Nonetheless, a Taiwan crisis – or indeed another conflict, such as one arising from a US–China skirmish in the South China Sea – could lead to a wider mobilisation of forces, including Chinese SSBNs and US and allied anti-submarine warfare assets, perhaps with nations pre-empting each other rather than necessarily planning to attack.
The role of China’s immature SSBN fleet in such a situation is unclear, but a few credible possibilities exist. It seems highly unlikely that China would threaten nuclear attack on Taiwan: it claims, after all, to be liberating its misguided compatriots. Nonetheless, wanting to reserve the right to retaliate to a future US nuclear attack, and thus seeking to discourage US conventional military intervention as well, Beijing could well choose to take precautions to protect its nuclear forces at an early stage. In the case of the SSBN fleet, this could involve putting boats to sea as soon as possible rather than keeping them inside their hardened “dens” on Hainan.

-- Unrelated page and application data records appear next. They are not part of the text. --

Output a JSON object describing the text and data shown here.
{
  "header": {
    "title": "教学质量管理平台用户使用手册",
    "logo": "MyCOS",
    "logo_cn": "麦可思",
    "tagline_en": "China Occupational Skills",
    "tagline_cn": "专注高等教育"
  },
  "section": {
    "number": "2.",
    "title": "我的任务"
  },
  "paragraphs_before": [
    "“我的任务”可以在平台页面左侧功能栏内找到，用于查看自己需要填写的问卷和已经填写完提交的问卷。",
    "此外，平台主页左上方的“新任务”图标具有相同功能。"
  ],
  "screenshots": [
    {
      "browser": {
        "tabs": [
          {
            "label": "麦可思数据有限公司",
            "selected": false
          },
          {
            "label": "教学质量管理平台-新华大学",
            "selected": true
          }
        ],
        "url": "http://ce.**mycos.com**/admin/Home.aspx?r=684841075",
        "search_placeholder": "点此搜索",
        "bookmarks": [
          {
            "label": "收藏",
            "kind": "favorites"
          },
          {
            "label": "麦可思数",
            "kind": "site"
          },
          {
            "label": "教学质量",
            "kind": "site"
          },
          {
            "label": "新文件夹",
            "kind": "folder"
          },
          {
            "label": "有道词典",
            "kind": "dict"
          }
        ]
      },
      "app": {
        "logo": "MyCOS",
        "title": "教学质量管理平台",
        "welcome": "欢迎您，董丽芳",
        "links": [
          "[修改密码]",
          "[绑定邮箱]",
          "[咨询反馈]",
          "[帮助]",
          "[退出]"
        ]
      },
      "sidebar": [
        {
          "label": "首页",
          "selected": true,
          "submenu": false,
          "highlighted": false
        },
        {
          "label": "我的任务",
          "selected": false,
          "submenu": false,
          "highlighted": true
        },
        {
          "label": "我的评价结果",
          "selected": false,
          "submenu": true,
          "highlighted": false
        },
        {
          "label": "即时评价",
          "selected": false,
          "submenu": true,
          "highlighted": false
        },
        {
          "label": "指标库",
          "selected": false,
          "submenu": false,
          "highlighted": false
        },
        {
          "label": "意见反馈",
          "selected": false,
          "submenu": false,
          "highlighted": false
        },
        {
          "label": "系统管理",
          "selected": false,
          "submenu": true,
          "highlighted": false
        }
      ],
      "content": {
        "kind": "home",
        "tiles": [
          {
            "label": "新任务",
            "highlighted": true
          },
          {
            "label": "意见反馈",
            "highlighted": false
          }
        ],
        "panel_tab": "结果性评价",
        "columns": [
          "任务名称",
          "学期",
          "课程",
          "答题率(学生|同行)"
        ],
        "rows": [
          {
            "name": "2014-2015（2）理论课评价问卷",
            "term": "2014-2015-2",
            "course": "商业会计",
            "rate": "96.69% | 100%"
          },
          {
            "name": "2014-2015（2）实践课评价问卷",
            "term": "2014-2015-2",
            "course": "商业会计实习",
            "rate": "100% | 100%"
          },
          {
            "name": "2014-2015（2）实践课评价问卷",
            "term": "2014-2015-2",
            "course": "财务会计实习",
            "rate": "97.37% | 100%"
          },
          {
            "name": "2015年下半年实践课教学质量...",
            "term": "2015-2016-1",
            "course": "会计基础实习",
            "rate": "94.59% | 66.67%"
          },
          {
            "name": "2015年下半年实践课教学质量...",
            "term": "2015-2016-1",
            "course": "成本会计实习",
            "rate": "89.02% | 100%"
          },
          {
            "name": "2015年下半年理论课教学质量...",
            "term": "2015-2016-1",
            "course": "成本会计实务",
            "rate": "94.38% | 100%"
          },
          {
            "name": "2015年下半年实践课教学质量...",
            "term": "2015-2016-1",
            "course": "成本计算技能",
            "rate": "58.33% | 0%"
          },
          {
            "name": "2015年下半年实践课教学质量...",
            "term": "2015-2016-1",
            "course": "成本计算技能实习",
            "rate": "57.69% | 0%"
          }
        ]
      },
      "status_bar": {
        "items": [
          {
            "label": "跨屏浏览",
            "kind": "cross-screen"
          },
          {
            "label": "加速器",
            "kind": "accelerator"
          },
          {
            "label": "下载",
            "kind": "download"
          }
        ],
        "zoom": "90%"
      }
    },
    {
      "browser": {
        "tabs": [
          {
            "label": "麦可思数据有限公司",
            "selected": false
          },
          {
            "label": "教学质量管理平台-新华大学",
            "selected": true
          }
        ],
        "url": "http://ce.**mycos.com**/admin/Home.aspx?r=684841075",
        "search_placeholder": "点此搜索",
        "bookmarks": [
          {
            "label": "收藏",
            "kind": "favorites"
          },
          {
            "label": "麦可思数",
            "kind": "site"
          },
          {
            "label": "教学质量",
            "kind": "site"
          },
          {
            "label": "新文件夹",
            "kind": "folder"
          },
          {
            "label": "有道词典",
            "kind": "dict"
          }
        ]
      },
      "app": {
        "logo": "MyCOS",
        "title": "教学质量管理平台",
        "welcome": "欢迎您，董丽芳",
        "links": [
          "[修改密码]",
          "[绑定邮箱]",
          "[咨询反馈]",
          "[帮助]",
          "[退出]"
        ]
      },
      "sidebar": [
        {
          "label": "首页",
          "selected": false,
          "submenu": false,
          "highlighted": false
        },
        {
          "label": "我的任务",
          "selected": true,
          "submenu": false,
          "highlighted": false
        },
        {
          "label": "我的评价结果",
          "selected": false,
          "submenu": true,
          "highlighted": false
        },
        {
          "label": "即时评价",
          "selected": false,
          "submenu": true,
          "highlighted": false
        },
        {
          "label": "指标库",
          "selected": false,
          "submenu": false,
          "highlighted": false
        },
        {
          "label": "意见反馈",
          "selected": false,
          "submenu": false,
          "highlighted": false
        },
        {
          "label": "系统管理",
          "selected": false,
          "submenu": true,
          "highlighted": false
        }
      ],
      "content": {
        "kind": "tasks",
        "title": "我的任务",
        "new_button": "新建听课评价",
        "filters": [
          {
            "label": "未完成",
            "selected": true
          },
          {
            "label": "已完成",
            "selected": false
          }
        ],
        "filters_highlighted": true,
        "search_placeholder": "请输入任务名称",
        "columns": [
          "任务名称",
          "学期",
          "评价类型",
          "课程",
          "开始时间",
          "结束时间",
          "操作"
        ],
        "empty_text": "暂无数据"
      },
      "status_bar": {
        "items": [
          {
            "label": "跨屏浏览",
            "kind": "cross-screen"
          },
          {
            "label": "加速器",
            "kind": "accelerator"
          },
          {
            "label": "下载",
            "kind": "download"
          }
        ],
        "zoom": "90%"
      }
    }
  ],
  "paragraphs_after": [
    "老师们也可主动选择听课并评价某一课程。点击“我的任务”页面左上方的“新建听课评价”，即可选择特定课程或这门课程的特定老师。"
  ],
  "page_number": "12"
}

Will future “game-changing” detection technologies render the oceans transparent? Such a breakthrough threatens the assumption that SSBNs are invulnerable – core to the concept of strategic stability. Amid this uncertainty, it’s clear that undersea nuclear deterrence in the Indo-Pacific is increasingly complex, as both established and emerging players deploy more of their nuclear arsenals underwater. We know that strategy, geography and technology in relation to undersea nuclear deterrence had profound implications for stability during the Cold War, and can safely surmise that they will again in the future of the Indo-Pacific.
Rory Medcalf is head of the ANU National Security College and has two decades of experience across diplomacy, intelligence analysis, think tanks and journalism.